FABGET1 - STX6-VAMP3-VTI1B complex of Homo sapiens
FABGET1 (Q9UJ41) of 708 aas and 0 TMSs
Stx6 (O43752) of 255 aas and 1 C-terminal TMS
VTI1B (Q9UEU0) of 232 aas and 1 C-terminal TMS
VAM3 (VAMP3; Q15836) of 100 aas and 1 C-terminal TMS

Dysferlin/Caveolin 3/MG53 (TRIM72) complex.  Mediates vesicle fusion and membrane repair in muscle cells (Fuson et al. 2014).  Dysferlin (DysF; Fer1L1) belongs to the Ferlin family.  A deficiency of dysferlin, which binds lipids in a Ca2+-dependent process, causes vesicle accumulation near membrane lesions (Roostalu and Strähle 2012). The C2 domains of dysferlin plays roles in membrane localization, Ca2+ signaling and sarcolemmal repair (Muriel et al. 2022). Dysferlin, a transmembrane protein containing 7 C2 domains, C2A through C2G, concentrates in transverse tubules of skeletal muscle, where it stabilizes voltage-induced Ca2+ transients and participates in sarcolemmal membrane repair.

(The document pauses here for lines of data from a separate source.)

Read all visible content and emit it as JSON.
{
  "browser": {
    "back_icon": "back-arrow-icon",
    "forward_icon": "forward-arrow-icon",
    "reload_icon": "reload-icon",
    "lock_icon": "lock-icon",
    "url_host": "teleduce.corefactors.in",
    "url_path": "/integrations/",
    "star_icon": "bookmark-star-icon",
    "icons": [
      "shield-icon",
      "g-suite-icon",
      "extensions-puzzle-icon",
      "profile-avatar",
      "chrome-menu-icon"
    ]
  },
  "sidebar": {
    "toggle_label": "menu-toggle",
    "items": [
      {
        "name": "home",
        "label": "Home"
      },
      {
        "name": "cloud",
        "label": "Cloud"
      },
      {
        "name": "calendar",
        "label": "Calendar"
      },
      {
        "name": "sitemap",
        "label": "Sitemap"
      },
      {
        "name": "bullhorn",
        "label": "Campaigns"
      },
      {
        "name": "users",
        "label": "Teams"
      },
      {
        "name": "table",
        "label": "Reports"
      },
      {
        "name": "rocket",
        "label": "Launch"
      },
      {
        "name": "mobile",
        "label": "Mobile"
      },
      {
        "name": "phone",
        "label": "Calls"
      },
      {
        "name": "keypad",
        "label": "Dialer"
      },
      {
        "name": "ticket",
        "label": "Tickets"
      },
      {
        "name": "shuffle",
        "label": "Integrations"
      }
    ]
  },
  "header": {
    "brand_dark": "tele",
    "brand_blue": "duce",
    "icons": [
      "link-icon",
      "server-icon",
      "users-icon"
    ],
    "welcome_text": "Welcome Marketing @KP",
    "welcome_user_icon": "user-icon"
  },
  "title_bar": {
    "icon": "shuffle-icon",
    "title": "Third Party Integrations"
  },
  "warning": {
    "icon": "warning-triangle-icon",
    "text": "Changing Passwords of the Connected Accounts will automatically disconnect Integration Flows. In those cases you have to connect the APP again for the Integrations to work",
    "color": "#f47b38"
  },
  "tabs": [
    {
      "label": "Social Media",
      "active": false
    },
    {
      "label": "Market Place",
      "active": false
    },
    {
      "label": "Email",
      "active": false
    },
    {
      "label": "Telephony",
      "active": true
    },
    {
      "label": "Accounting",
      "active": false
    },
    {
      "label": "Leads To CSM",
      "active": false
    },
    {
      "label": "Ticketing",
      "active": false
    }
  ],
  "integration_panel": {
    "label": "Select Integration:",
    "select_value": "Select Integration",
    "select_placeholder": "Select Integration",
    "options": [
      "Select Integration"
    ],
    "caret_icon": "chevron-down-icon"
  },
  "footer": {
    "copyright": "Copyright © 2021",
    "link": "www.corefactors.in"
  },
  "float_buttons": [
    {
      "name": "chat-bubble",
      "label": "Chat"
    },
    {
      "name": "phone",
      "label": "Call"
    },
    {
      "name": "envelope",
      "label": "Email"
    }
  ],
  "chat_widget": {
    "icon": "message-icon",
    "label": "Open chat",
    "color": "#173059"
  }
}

Each of dysferlin's C2 domains except C2B regulate Ca(2+) signaling (Muriel et al. 2022).

Dysferlin (DysF; Fer1L1)/Caveolin 3/MG53 (TRIM72) complex of Homo sapiens.
Dysferlin (2080 aas; O75923)
Caveolin 3 (151 aas; P56539)
MG53 (477 aas; Q6ZMU5)  

Myoferlin of 2016 aas and one C-terminal TMS, and possibly another near the N-terminus. It is a calcium/phospholipid-binding protein that plays a role in the plasmalemma repair mechanism of endothelial cells that permits rapid resealing of membranes disrupted by mechanical stress. It is also involved in endocytic recycling.It is also involved in pivotal physiological functions related to numerous cell membranes, such as the endocytosis cycle, vesicle trafficking, membrane repair, membrane receptor recycling, and protein secretion. MYOF is overexpressed in a variety of cancers (Dong et al. 2019; Gu et al. 2020).


Myoferlin of Homo sapiens

Synaptobrevin homolog YKT6 of 198 aas and possibly one N-terminal TMS. It is a vesicular soluble NSF attachment protein receptor (v-SNARE) mediating vesicle docking and fusion to a specific acceptor cellular compartment. It functions in endoplasmic reticulum to Golgi transport, and is part of a SNARE complex composed of GOSR1, GOSR2 and STX5. It functions in early/recycling endosome to TGN transport as part of a SNARE complex composed of BET1L, GOSR1 and STX5 (Tai et al. 2004). It has S-palmitoyl transferase activity and is prenylated (McNew et al. 1997). Double prenylation of Ykt6 is required for lysosomal hydrolase trafficking (Sakata et al. 2021).

Ykt6 of Homo sapiens